watch or start carrying your things to prepare for leaving.
Exchange cards.--You can either ask for the person's business card
or give yours just in case you need to get in touch with him/her
again. Thank him/her for his time and end the conversation with a
Use expressions to end the conversation.--You can say:
I'm sorry to have taken so much of your time. I know we're both
busy and I guess I have to say goodbye for now.
Thank you so much for your time. I'm sorry but I have to go. See
It's really nice talking to you. I hope to see you again soon.
I'm glad we've met. Here's my card.
Oh, look at the time! I enjoyed talking to you so much that I nearly

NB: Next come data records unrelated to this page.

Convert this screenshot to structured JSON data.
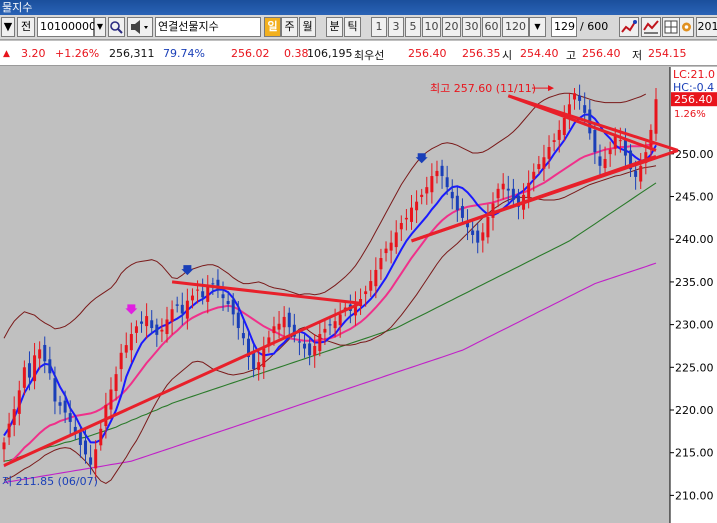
{
  "window": {
    "title": "물지수"
  },
  "toolbar": {
    "dropdown_arrow": "▼",
    "tab_label": "전",
    "code_value": "10100000",
    "search_icon": "search-icon",
    "sound_icon": "speaker-icon",
    "name_value": "연결선물지수",
    "period_buttons": [
      {
        "label": "일",
        "selected": true
      },
      {
        "label": "주",
        "selected": false
      },
      {
        "label": "월",
        "selected": false
      },
      {
        "label": "분",
        "selected": false
      },
      {
        "label": "틱",
        "selected": false
      }
    ],
    "interval_buttons": [
      "1",
      "3",
      "5",
      "10",
      "20",
      "30",
      "60",
      "120"
    ],
    "count_value": "129",
    "count_total": "/ 600",
    "right_label": "201"
  },
  "quote": {
    "change": "3.20",
    "change_pct": "+1.26%",
    "volume": "256,311",
    "volume_ratio": "79.74%",
    "price": "256.02",
    "diff": "0.38",
    "open_interest": "106,195",
    "label_best": "최우선",
    "bid": "256.40",
    "ask": "256.35",
    "open_label": "시",
    "open": "254.40",
    "high_label": "고",
    "high": "256.40",
    "low_label": "저",
    "low": "254.15"
  },
  "chart_data": {
    "type": "candlestick",
    "y_ticks": [
      "250.00",
      "245.00",
      "240.00",
      "235.00",
      "230.00",
      "225.00",
      "220.00",
      "215.00",
      "210.00"
    ],
    "ylim": [
      207,
      259
    ],
    "max_annotation": "최고 257.60 (11/11)",
    "min_annotation": "저 211.85 (06/07)",
    "last_price_label": "256.40",
    "last_pct_label": "1.26%",
    "corner_labels": [
      "LC:21.0",
      "HC:-0.4"
    ],
    "num_candles": 129,
    "closes": [
      216.2,
      218.4,
      220.1,
      222.3,
      225.0,
      223.8,
      226.4,
      227.1,
      225.7,
      224.3,
      221.0,
      220.5,
      219.7,
      218.6,
      217.2,
      215.9,
      214.8,
      213.6,
      215.4,
      217.8,
      220.6,
      222.4,
      224.2,
      226.7,
      227.6,
      228.9,
      229.8,
      230.1,
      231.0,
      229.6,
      228.8,
      229.4,
      230.6,
      231.8,
      232.2,
      231.3,
      232.8,
      233.4,
      234.1,
      233.2,
      234.5,
      234.8,
      234.0,
      233.1,
      232.4,
      231.2,
      229.6,
      228.4,
      226.2,
      224.8,
      225.6,
      227.2,
      228.5,
      229.8,
      230.1,
      230.9,
      229.7,
      228.6,
      227.9,
      227.2,
      226.4,
      227.5,
      228.9,
      229.5,
      229.9,
      230.4,
      231.2,
      232.0,
      231.6,
      232.4,
      233.0,
      233.9,
      235.1,
      236.4,
      237.8,
      238.9,
      239.6,
      240.8,
      241.9,
      242.5,
      243.7,
      244.4,
      245.2,
      246.1,
      247.4,
      248.0,
      247.4,
      246.1,
      244.8,
      243.4,
      242.5,
      241.4,
      240.5,
      239.6,
      240.8,
      242.6,
      244.2,
      245.9,
      246.5,
      245.7,
      244.6,
      243.8,
      245.2,
      246.6,
      247.9,
      248.8,
      249.6,
      250.8,
      251.6,
      252.8,
      254.2,
      255.8,
      257.1,
      256.2,
      254.8,
      252.4,
      250.2,
      248.6,
      249.4,
      250.5,
      252.1,
      251.6,
      249.8,
      248.2,
      247.3,
      248.6,
      250.2,
      252.8,
      256.4
    ],
    "overlays": {
      "bb_upper": [
        228.4,
        229.5,
        230.4,
        231.0,
        231.5,
        231.3,
        231.1,
        230.6,
        230.2,
        229.9,
        229.5,
        229.6,
        229.8,
        230.2,
        230.7,
        231.3,
        232.0,
        232.6,
        233.1,
        233.5,
        233.9,
        234.3,
        235.0,
        236.0,
        236.6,
        237.0,
        237.3,
        237.4,
        237.5,
        237.6,
        237.4,
        236.9,
        236.2,
        235.5,
        235.4,
        235.8,
        236.3,
        236.5,
        236.7,
        236.9,
        237.0,
        237.0,
        236.8,
        236.4,
        236.0,
        235.5,
        235.1,
        234.8,
        234.8,
        234.9,
        235.0,
        234.8,
        234.5,
        234.3,
        234.2,
        234.1,
        233.9,
        233.7,
        233.5,
        233.6,
        233.6,
        233.5,
        233.6,
        233.8,
        234.2,
        234.6,
        235.1,
        235.6,
        236.2,
        236.9,
        237.8,
        238.8,
        239.8,
        240.9,
        242.0,
        243.1,
        244.2,
        245.3,
        246.4,
        247.3,
        248.2,
        249.0,
        249.7,
        250.2,
        250.6,
        250.9,
        251.2,
        251.3,
        251.2,
        251.0,
        250.7,
        250.4,
        250.1,
        250.1,
        250.2,
        250.5,
        250.9,
        251.3,
        251.7,
        252.1,
        252.6,
        253.2,
        253.9,
        254.6,
        255.3,
        255.9,
        256.3,
        256.6,
        256.8,
        257.0,
        257.1,
        257.1,
        257.0,
        256.8,
        256.6,
        256.4,
        256.2,
        256.1,
        256.0,
        256.0,
        256.0,
        256.0,
        256.1,
        256.3,
        256.5,
        256.7,
        257.0
      ],
      "bb_lower": [
        211.8,
        212.0,
        212.3,
        212.7,
        213.1,
        213.4,
        213.8,
        214.2,
        214.7,
        215.0,
        215.3,
        215.5,
        215.6,
        215.5,
        215.1,
        214.6,
        214.0,
        213.3,
        212.4,
        211.7,
        211.4,
        211.8,
        212.7,
        213.6,
        214.5,
        215.5,
        216.4,
        217.5,
        218.7,
        219.9,
        221.0,
        222.0,
        222.9,
        223.6,
        224.1,
        224.6,
        225.1,
        225.6,
        225.7,
        225.6,
        225.2,
        224.8,
        224.6,
        224.4,
        224.2,
        224.1,
        224.2,
        224.3,
        224.5,
        224.7,
        225.0,
        225.5,
        226.0,
        226.6,
        227.1,
        227.7,
        228.3,
        228.9,
        229.5,
        229.7,
        229.2,
        228.8,
        228.5,
        228.2,
        228.0,
        227.8,
        227.6,
        227.6,
        227.6,
        227.7,
        227.9,
        228.0,
        228.2,
        228.5,
        228.8,
        229.2,
        229.7,
        230.4,
        231.1,
        231.9,
        232.7,
        233.5,
        234.4,
        235.3,
        236.2,
        237.1,
        237.9,
        238.5,
        239.0,
        239.5,
        240.1,
        240.7,
        241.3,
        241.9,
        242.5,
        243.0,
        243.5,
        243.9,
        244.3,
        244.6,
        244.8,
        244.9,
        244.9,
        244.9,
        244.8,
        244.7,
        244.6,
        244.6,
        244.6,
        244.7,
        244.9,
        245.2,
        245.5,
        245.8,
        246.1,
        246.4,
        246.6,
        246.8,
        247.0,
        247.2,
        247.4,
        247.5,
        247.7,
        247.9,
        248.1,
        248.3,
        248.4,
        248.5,
        248.6
      ],
      "ma5": [
        217.0,
        217.9,
        219.1,
        220.5,
        222.0,
        223.0,
        224.0,
        225.0,
        225.4,
        225.3,
        224.0,
        222.7,
        221.7,
        220.2,
        219.3,
        218.1,
        217.1,
        216.2,
        216.2,
        216.5,
        217.5,
        218.7,
        220.0,
        221.7,
        223.9,
        225.3,
        226.6,
        227.8,
        228.5,
        229.0,
        229.4,
        229.8,
        230.0,
        230.4,
        230.7,
        231.1,
        231.7,
        232.2,
        232.7,
        233.0,
        233.4,
        233.9,
        234.1,
        234.1,
        233.8,
        233.1,
        232.1,
        230.7,
        229.3,
        227.8,
        226.7,
        226.4,
        226.5,
        226.6,
        227.4,
        227.9,
        228.6,
        229.1,
        229.2,
        229.0,
        228.5,
        227.9,
        227.9,
        228.0,
        228.5,
        228.9,
        229.7,
        230.4,
        231.0,
        231.4,
        231.9,
        232.4,
        233.0,
        233.7,
        234.6,
        235.5,
        236.6,
        237.7,
        238.8,
        239.8,
        240.6,
        241.3,
        242.0,
        242.7,
        243.5,
        244.2,
        245.0,
        245.6,
        246.1,
        246.2,
        246.0,
        245.5,
        244.8,
        244.0,
        243.4,
        242.9,
        242.8,
        243.1,
        243.6,
        244.1,
        244.7,
        245.3,
        245.7,
        246.3,
        247.0,
        247.6,
        248.4,
        249.1,
        250.0,
        250.8,
        251.6,
        252.6,
        253.6,
        254.2,
        254.6,
        254.6,
        254.1,
        253.3,
        252.4,
        251.8,
        251.0,
        250.6,
        250.4,
        250.1,
        249.6,
        249.2,
        249.3,
        249.9,
        251.0
      ],
      "ma20": [
        213.4,
        213.8,
        214.3,
        214.9,
        215.6,
        216.1,
        216.7,
        217.3,
        217.8,
        218.2,
        218.4,
        218.7,
        218.9,
        219.1,
        219.3,
        219.4,
        219.5,
        219.6,
        219.8,
        220.1,
        220.5,
        220.9,
        221.3,
        221.8,
        222.4,
        223.1,
        223.9,
        224.7,
        225.5,
        226.2,
        226.9,
        227.6,
        228.2,
        228.8,
        229.3,
        229.9,
        230.4,
        230.8,
        231.1,
        231.4,
        231.6,
        231.8,
        232.0,
        232.1,
        232.2,
        232.1,
        231.8,
        231.4,
        231.0,
        230.6,
        230.2,
        229.8,
        229.5,
        229.2,
        228.9,
        228.6,
        228.4,
        228.3,
        228.2,
        228.1,
        228.1,
        228.1,
        228.2,
        228.3,
        228.4,
        228.6,
        228.9,
        229.2,
        229.5,
        229.9,
        230.3,
        230.8,
        231.4,
        232.0,
        232.7,
        233.4,
        234.2,
        235.1,
        236.0,
        236.9,
        237.8,
        238.6,
        239.4,
        240.2,
        240.9,
        241.6,
        242.2,
        242.7,
        243.1,
        243.4,
        243.6,
        243.8,
        243.9,
        244.0,
        244.1,
        244.2,
        244.3,
        244.5,
        244.7,
        244.9,
        245.1,
        245.3,
        245.5,
        245.7,
        246.0,
        246.3,
        246.6,
        247.0,
        247.4,
        247.8,
        248.2,
        248.6,
        249.0,
        249.4,
        249.7,
        249.9,
        250.1,
        250.3,
        250.5,
        250.6,
        250.7,
        250.8,
        250.8,
        250.9,
        250.9,
        250.9,
        251.0,
        251.1,
        251.3
      ],
      "ma60": [
        214.0,
        214.1,
        214.3,
        214.5,
        214.7,
        214.9,
        215.1,
        215.3,
        215.5,
        215.7,
        215.8,
        216.0,
        216.2,
        216.3,
        216.5,
        216.7,
        216.8,
        217.0,
        217.2,
        217.4,
        217.6,
        217.8,
        218.0,
        218.3,
        218.5,
        218.8,
        219.0,
        219.3,
        219.5,
        219.8,
        220.0,
        220.3,
        220.5,
        220.8,
        221.0,
        221.2,
        221.4,
        221.6,
        221.8,
        222.0,
        222.2,
        222.4,
        222.6,
        222.8,
        223.0,
        223.2,
        223.4,
        223.6,
        223.8,
        224.0,
        224.2,
        224.4,
        224.6,
        224.8,
        225.0,
        225.2,
        225.4,
        225.6,
        225.8,
        226.0,
        226.2,
        226.4,
        226.6,
        226.8,
        227.0,
        227.2,
        227.4,
        227.6,
        227.8,
        228.0,
        228.2,
        228.4,
        228.6,
        228.8,
        229.0,
        229.2,
        229.4,
        229.6,
        229.9,
        230.2,
        230.5,
        230.8,
        231.1,
        231.4,
        231.7,
        232.0,
        232.3,
        232.6,
        232.9,
        233.2,
        233.5,
        233.8,
        234.1,
        234.4,
        234.7,
        235.0,
        235.3,
        235.6,
        235.9,
        236.2,
        236.5,
        236.8,
        237.1,
        237.4,
        237.7,
        238.0,
        238.3,
        238.6,
        238.9,
        239.2,
        239.5,
        239.8,
        240.2,
        240.6,
        241.0,
        241.4,
        241.8,
        242.2,
        242.6,
        243.0,
        243.4,
        243.8,
        244.2,
        244.6,
        245.0,
        245.4,
        245.8,
        246.2,
        246.6
      ],
      "ma120": [
        211.5,
        211.6,
        211.7,
        211.8,
        211.9,
        212.0,
        212.1,
        212.2,
        212.3,
        212.4,
        212.5,
        212.6,
        212.7,
        212.8,
        212.9,
        213.0,
        213.1,
        213.2,
        213.3,
        213.4,
        213.5,
        213.6,
        213.7,
        213.8,
        213.9,
        214.0,
        214.2,
        214.4,
        214.6,
        214.8,
        215.0,
        215.2,
        215.4,
        215.6,
        215.8,
        216.0,
        216.2,
        216.4,
        216.6,
        216.8,
        217.0,
        217.2,
        217.4,
        217.6,
        217.8,
        218.0,
        218.2,
        218.4,
        218.6,
        218.8,
        219.0,
        219.2,
        219.4,
        219.6,
        219.8,
        220.0,
        220.2,
        220.4,
        220.6,
        220.8,
        221.0,
        221.2,
        221.4,
        221.6,
        221.8,
        222.0,
        222.2,
        222.4,
        222.6,
        222.8,
        223.0,
        223.2,
        223.4,
        223.6,
        223.8,
        224.0,
        224.2,
        224.4,
        224.6,
        224.8,
        225.0,
        225.2,
        225.4,
        225.6,
        225.8,
        226.0,
        226.2,
        226.4,
        226.6,
        226.8,
        227.0,
        227.3,
        227.6,
        227.9,
        228.2,
        228.5,
        228.8,
        229.1,
        229.4,
        229.7,
        230.0,
        230.3,
        230.6,
        230.9,
        231.2,
        231.5,
        231.8,
        232.1,
        232.4,
        232.7,
        233.0,
        233.3,
        233.6,
        233.9,
        234.2,
        234.5,
        234.8,
        235.0,
        235.2,
        235.4,
        235.6,
        235.8,
        236.0,
        236.2,
        236.4,
        236.6,
        236.8,
        237.0,
        237.2
      ]
    },
    "trendlines": [
      {
        "from": [
          0,
          213.5
        ],
        "to": [
          70,
          232.5
        ]
      },
      {
        "from": [
          33,
          235.0
        ],
        "to": [
          70,
          232.5
        ]
      },
      {
        "from": [
          80,
          239.8
        ],
        "to": [
          128,
          249.7
        ]
      },
      {
        "from": [
          99,
          256.8
        ],
        "to": [
          128,
          250.4
        ]
      }
    ],
    "colors": {
      "up": "#e8141c",
      "down": "#1a3fb8",
      "bg": "#c0c0c0",
      "trend": "#e8202a"
    }
  }
}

lost track of the time. I'll be off now. See you!
Questions to Ask Yourself To Become a Good
1. Why are you having the conversation?
Ask yourself why you want to have the conversation in the first
place. Do you want to persuade the person to do something for
you? Do you want to ask for advice? Do you want to know more
about the person? Do you want to get important information from
the person? By knowing your reason for having the conversation or
engaging in it, you will be able to dictate the tempo of the
conversation and most likely, you will be able to get what you want
from that talk.
2.With whom are you having a conversation?
Are you talking to your boss...or perhaps to someone older? Are
you speaking with a friend or a stranger? The status, the age, the
personality and your relationship with the person you're speaking
with greatly affects the way you're supposed to talk to the person. It
gives you an idea of what vocabulary you'll use and what tone you
will put on.
3.When and where is the conversation happening?
Is it a good time to have a conversation? Is the atmosphere
conducive to the kind of conversation you would like to have?
Even with all the right intentions, if the timing is not right, the talk
may not end up well.
4.What is the conversation about?
During the conversation, some topics which are irrelevant may
come up and if you don't have a clear idea of where you want the
conversation to go, you might end up talking about things which
have no connection to the reason why you're having a talk with the